Rabat - Morocco has decided to cut relations with Iran, due to its alliance with the Hezbollah movement, which militarily supports the "Polisario," announced Moroccan Minister of Foreign Affairs and International Cooperation, Nasser Bourita, in a press conference on Tuesday.
Rabat – Morocco has decided to cut relations with Iran, due to its alliance with the Hezbollah movement, which militarily supports the “Polisario,” announced Moroccan Minister of Foreign Affairs and International Cooperation, Nasser Bourita, in a press conference on Tuesday.
Bourita made the announcement upon his return from Tehran, where he met with the Iranian Minister of Foreign Affairs, Mohammad Javad Zari.
The minister confirmed that Morocco has documented evidence of the connections between Polisario and Hezbollah, including names of supporters.
Morocco’s Ambassdor to Iran, Hassan Hami, departed the country and returned to Morocco today.
Chargé d’affaires of Iranian Embassy to Leave Morocco ‘Without Delay’
Nasser Bourita, said he will receive today the Chargé d’affaires of the Iranian embassy in Rabat to ask him to leave the Kingdom of Morocco “without delay.”

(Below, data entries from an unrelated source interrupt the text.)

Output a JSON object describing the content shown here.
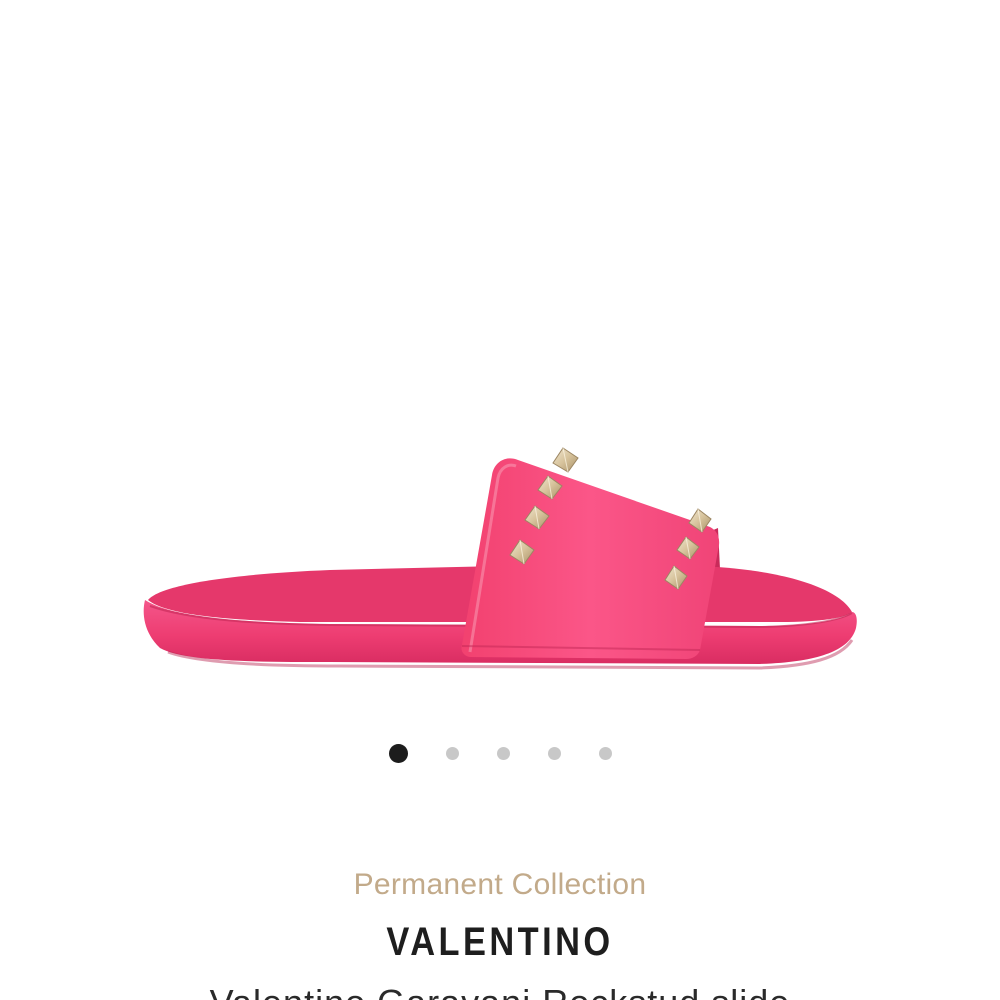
{
  "product": {
    "collection": "Permanent Collection",
    "brand": "VALENTINO",
    "title": "Valentino Garavani Rockstud slide"
  },
  "gallery": {
    "image_description": "pink-rockstud-slide",
    "slide_count": 5,
    "active_slide": 1
  },
  "colors": {
    "sandal_pink": "#f23f74",
    "stud_gold": "#d8c6a0",
    "collection_label": "#c2aa8a",
    "dot_active": "#1c1c1c",
    "dot_inactive": "#c8c8c8"
  }
}
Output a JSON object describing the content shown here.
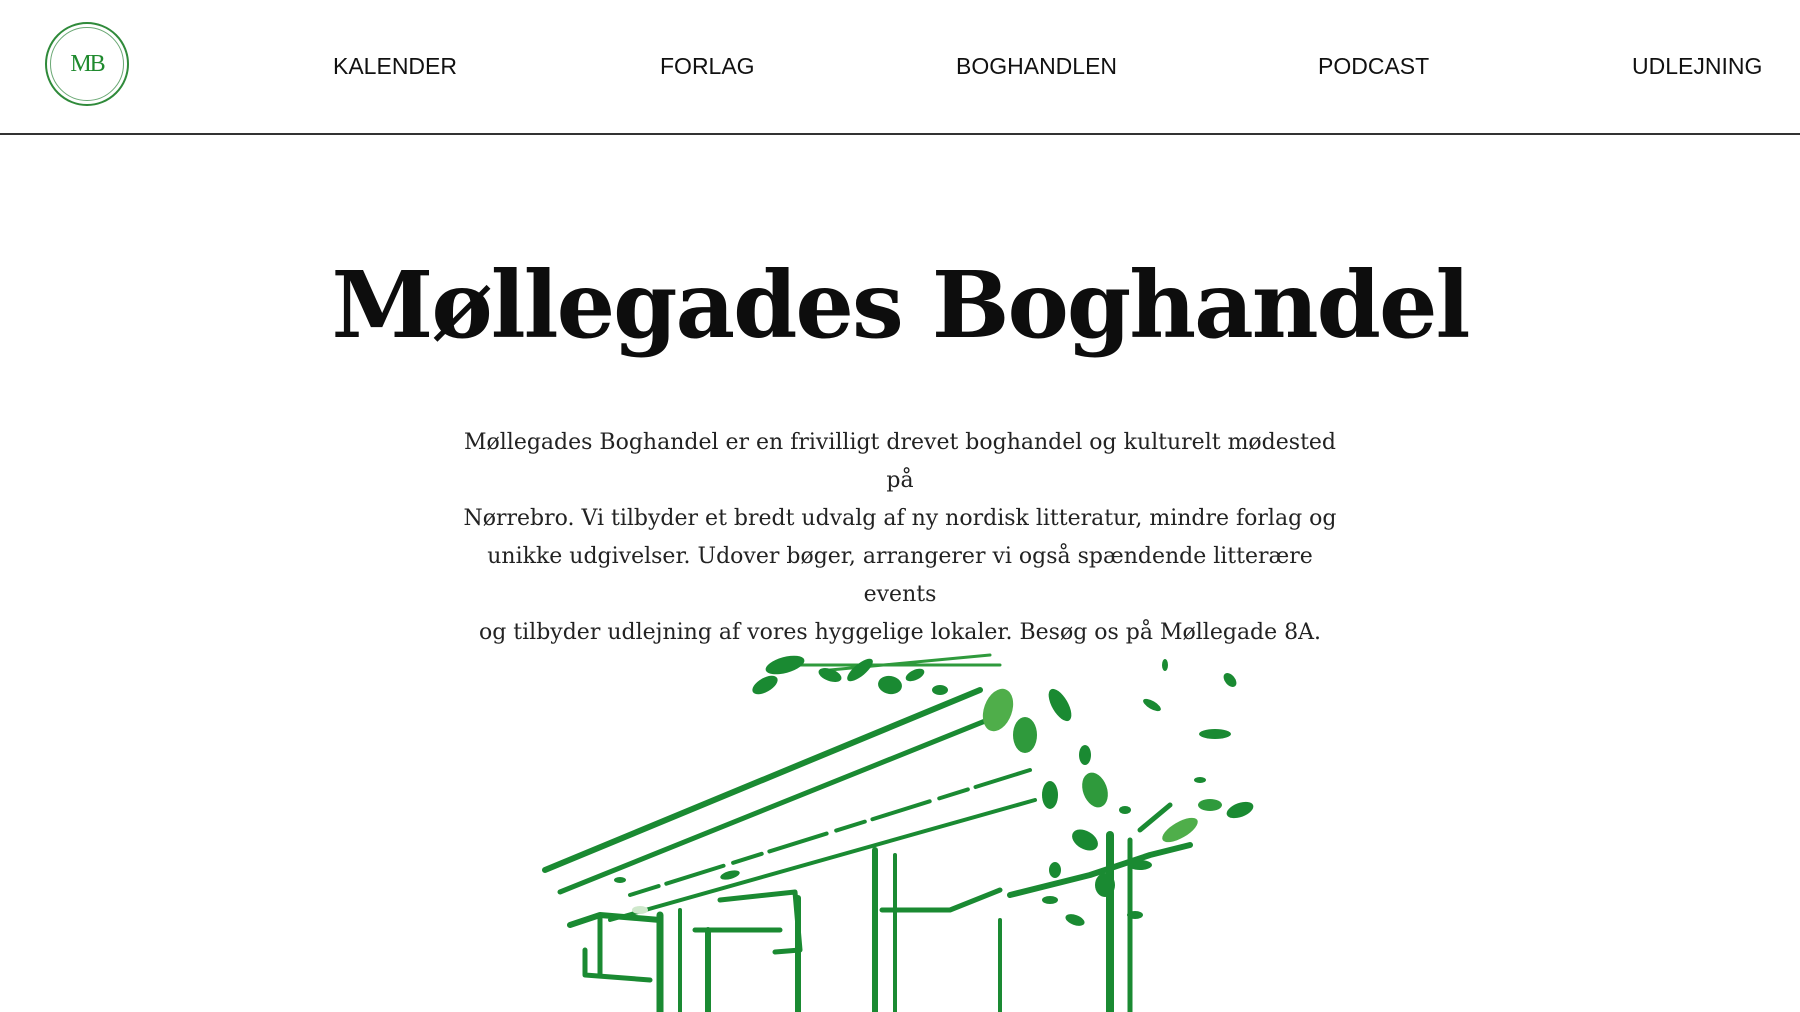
{
  "header": {
    "logo_text": "MB",
    "nav": [
      {
        "label": "KALENDER"
      },
      {
        "label": "FORLAG"
      },
      {
        "label": "BOGHANDLEN"
      },
      {
        "label": "PODCAST"
      },
      {
        "label": "UDLEJNING"
      }
    ]
  },
  "main": {
    "title": "Møllegades Boghandel",
    "intro_lines": [
      "Møllegades Boghandel er en frivilligt drevet boghandel og kulturelt mødested på",
      "Nørrebro. Vi tilbyder et bredt udvalg af ny nordisk litteratur, mindre forlag og",
      "unikke udgivelser. Udover bøger, arrangerer vi også spændende litterære events",
      "og tilbyder udlejning af vores hyggelige lokaler. Besøg os på Møllegade 8A."
    ],
    "illustration_icon": "bookshop-storefront-drawing"
  },
  "colors": {
    "brand_green": "#1f8a2e",
    "illustration_green": "#1a8a32",
    "illustration_light_green": "#4fae4a",
    "text": "#111111",
    "divider": "#333333"
  }
}
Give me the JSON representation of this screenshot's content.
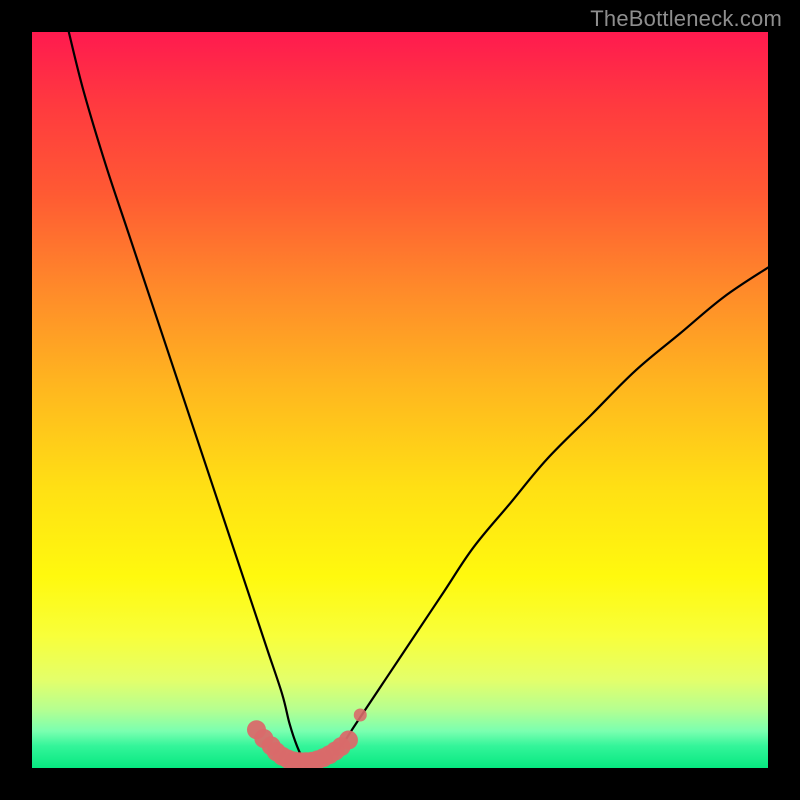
{
  "watermark": "TheBottleneck.com",
  "colors": {
    "frame": "#000000",
    "curve": "#000000",
    "marker": "#d96a6a",
    "gradient_top": "#ff1a4f",
    "gradient_bottom": "#06e880"
  },
  "chart_data": {
    "type": "line",
    "title": "",
    "xlabel": "",
    "ylabel": "",
    "xlim": [
      0,
      100
    ],
    "ylim": [
      0,
      100
    ],
    "series": [
      {
        "name": "bottleneck-curve",
        "x": [
          5,
          7,
          10,
          13,
          16,
          19,
          22,
          25,
          28,
          30,
          32,
          34,
          35,
          36,
          37,
          38,
          39,
          40,
          42,
          44,
          48,
          52,
          56,
          60,
          65,
          70,
          76,
          82,
          88,
          94,
          100
        ],
        "y": [
          100,
          92,
          82,
          73,
          64,
          55,
          46,
          37,
          28,
          22,
          16,
          10,
          6,
          3,
          1,
          0.5,
          0.5,
          1,
          3,
          6,
          12,
          18,
          24,
          30,
          36,
          42,
          48,
          54,
          59,
          64,
          68
        ]
      }
    ],
    "markers": {
      "name": "highlight-dots",
      "x": [
        30.5,
        31.5,
        32.5,
        33.2,
        34.0,
        34.8,
        35.6,
        36.4,
        37.2,
        38.0,
        38.8,
        39.6,
        40.4,
        41.2,
        42.0,
        43.0,
        44.6
      ],
      "y": [
        5.2,
        4.0,
        3.0,
        2.2,
        1.6,
        1.2,
        0.95,
        0.85,
        0.85,
        0.9,
        1.1,
        1.4,
        1.8,
        2.3,
        2.9,
        3.8,
        7.2
      ]
    }
  }
}
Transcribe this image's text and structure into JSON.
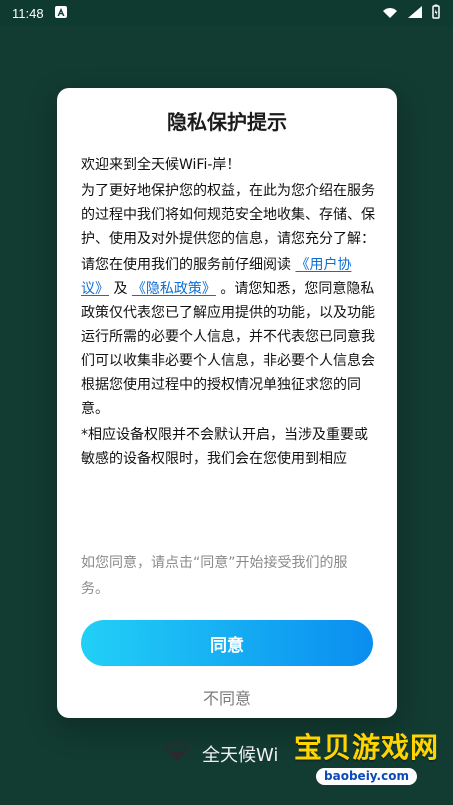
{
  "status": {
    "time": "11:48",
    "notification_icon": "a-icon",
    "wifi_icon": "wifi-icon",
    "signal_icon": "signal-icon",
    "battery_icon": "battery-icon"
  },
  "dialog": {
    "title": "隐私保护提示",
    "content": {
      "p1": "欢迎来到全天候WiFi-岸！",
      "p2": "为了更好地保护您的权益，在此为您介绍在服务的过程中我们将如何规范安全地收集、存储、保护、使用及对外提供您的信息，请您充分了解：",
      "p3_prefix": "请您在使用我们的服务前仔细阅读",
      "p3_user_agreement": "《用户协议》",
      "p3_and": "及",
      "p3_privacy_policy": "《隐私政策》",
      "p3_suffix": "。请您知悉，您同意隐私政策仅代表您已了解应用提供的功能，以及功能运行所需的必要个人信息，并不代表您已同意我们可以收集非必要个人信息，非必要个人信息会根据您使用过程中的授权情况单独征求您的同意。",
      "p4": "*相应设备权限并不会默认开启，当涉及重要或敏感的设备权限时，我们会在您使用到相应"
    },
    "hint": "如您同意，请点击“同意”开始接受我们的服务。",
    "agree": "同意",
    "disagree": "不同意"
  },
  "background": {
    "brand_text": "全天候Wi"
  },
  "watermark": {
    "title": "宝贝游戏网",
    "url": "baobeiy.com"
  }
}
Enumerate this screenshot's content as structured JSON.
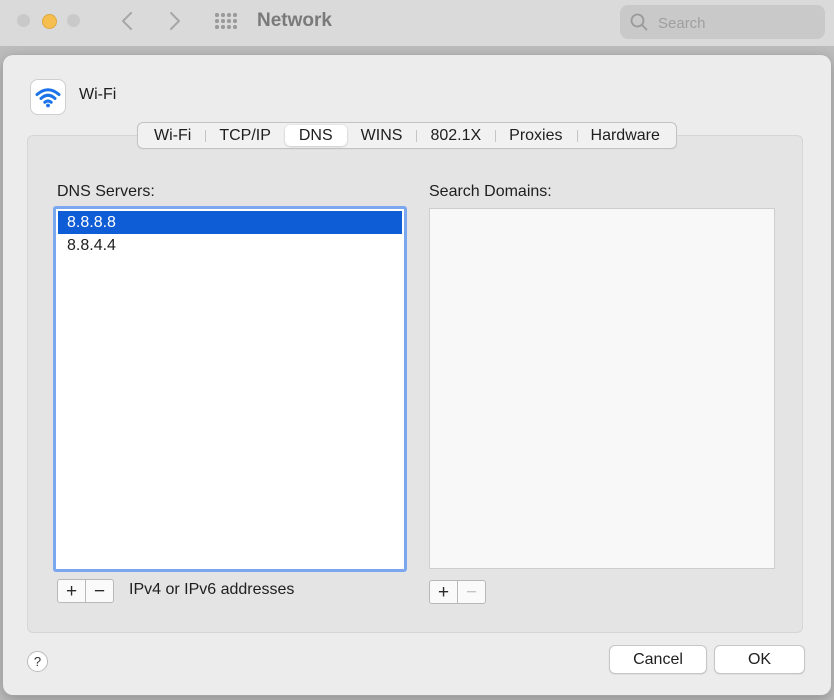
{
  "window": {
    "title": "Network",
    "search_placeholder": "Search"
  },
  "interface": {
    "name": "Wi-Fi",
    "icon": "wifi-icon"
  },
  "tabs": [
    {
      "label": "Wi-Fi",
      "active": false
    },
    {
      "label": "TCP/IP",
      "active": false
    },
    {
      "label": "DNS",
      "active": true
    },
    {
      "label": "WINS",
      "active": false
    },
    {
      "label": "802.1X",
      "active": false
    },
    {
      "label": "Proxies",
      "active": false
    },
    {
      "label": "Hardware",
      "active": false
    }
  ],
  "dns": {
    "label": "DNS Servers:",
    "servers": [
      "8.8.8.8",
      "8.8.4.4"
    ],
    "selected": "8.8.8.8",
    "hint": "IPv4 or IPv6 addresses",
    "add_label": "+",
    "remove_label": "−"
  },
  "search_domains": {
    "label": "Search Domains:",
    "domains": [],
    "add_label": "+",
    "remove_label": "−"
  },
  "footer": {
    "help_label": "?",
    "cancel_label": "Cancel",
    "ok_label": "OK"
  },
  "colors": {
    "selection": "#0f5dd6",
    "focus_ring": "#7aa7f0",
    "wifi_blue": "#1a73e8",
    "minimize_yellow": "#f6be4f"
  }
}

“I have just returned from Tehran where I had a meeting with Iranian Foreign minister Jawad Darif. I informed him of the decision of the Kingdom of Morocco to break off diplomatic relations with the Islamic Republic of Iran,” Bourita said during a meeting with representatives of the national and foreign press in Rabat.
Morocco’s ambassador in Tehran, Hassan Hami, left Iran today, Bourita, said.
“I will receive the chargé d’affaires of the Iranian embassy in 30 minutes to ask him to leave the Kingdom of Morocco without delay,” added the minister,” he added.
“This decision is a reaction to the confirmed involvement of Iran through Hezbollah in an alliance with the ‘Polisario’ against national security and the higher interests of the Morocco,” Bourita told the press.
Bourita said that “Morocco has irrefutable evidence, identified names and specific facts that corroborate this connivance between the ‘Polisario’ and Hezbollah against the higher interests of Morocco.”
Tehran and Rabat’s Rocky Past
This is not the first time that Rabat has severed ties with Tehran. In 2009, Morocco severed all diplomatic ties with Iran, after Iran questioned Sunni rule in Shiite-majority Bahrain.
Although the two countries resumed their bilateral relations in 2014, ties between the nations were never stable, due to the fact that Tehran historically supported Polisario, and Iran denounced Morocco’s relations with Saudi Arabia.
More recently, in mid-March, Morocco thwarted Hezbollah’s ideological maneuvers in the Ivory Coast, specifically, a militant group attempting to convert Moroccans living in the West African country to Shi’a Islam.
Moroccan officials said on the occasion that the group was engaged in a broader strategy of ruining Moroccan interests by undoing its diplomatic and economic advances in Ivory Coast and other countries in the region.
In 2016, the Arab League and the Gulf Cooperation Council, which collectively encompass Bahrain, Kuwait, Oman, Qatar, Saudi Arabia, United Arab Emirates, Egypt, Iraq, Jordan, Lebanon, Saudi Arabia, and Yemen, categorized Hezbollah as a terrorist organization.
Lebanon, Iraq, Syria, and Algeria were the only member-states to reject the categorization.
Previously in 1981, Tehran cut ties with Rabat following King Hassan II’s decision to give asylum to the US-backed Shah, who had been forced into exile after the Iranian Revolution of 1979.
Today, although many nations, including the US and France, consider the entire Hezbollah organization a terrorist organization, other political bodies and nations, like the European Union and the UK, consider Hezbollah a political entity, condemning only the military wing of the group.
In addition to Iran, the Assad regime in Syria, Cuba, and North Korea maintain close relations with Hezbollah.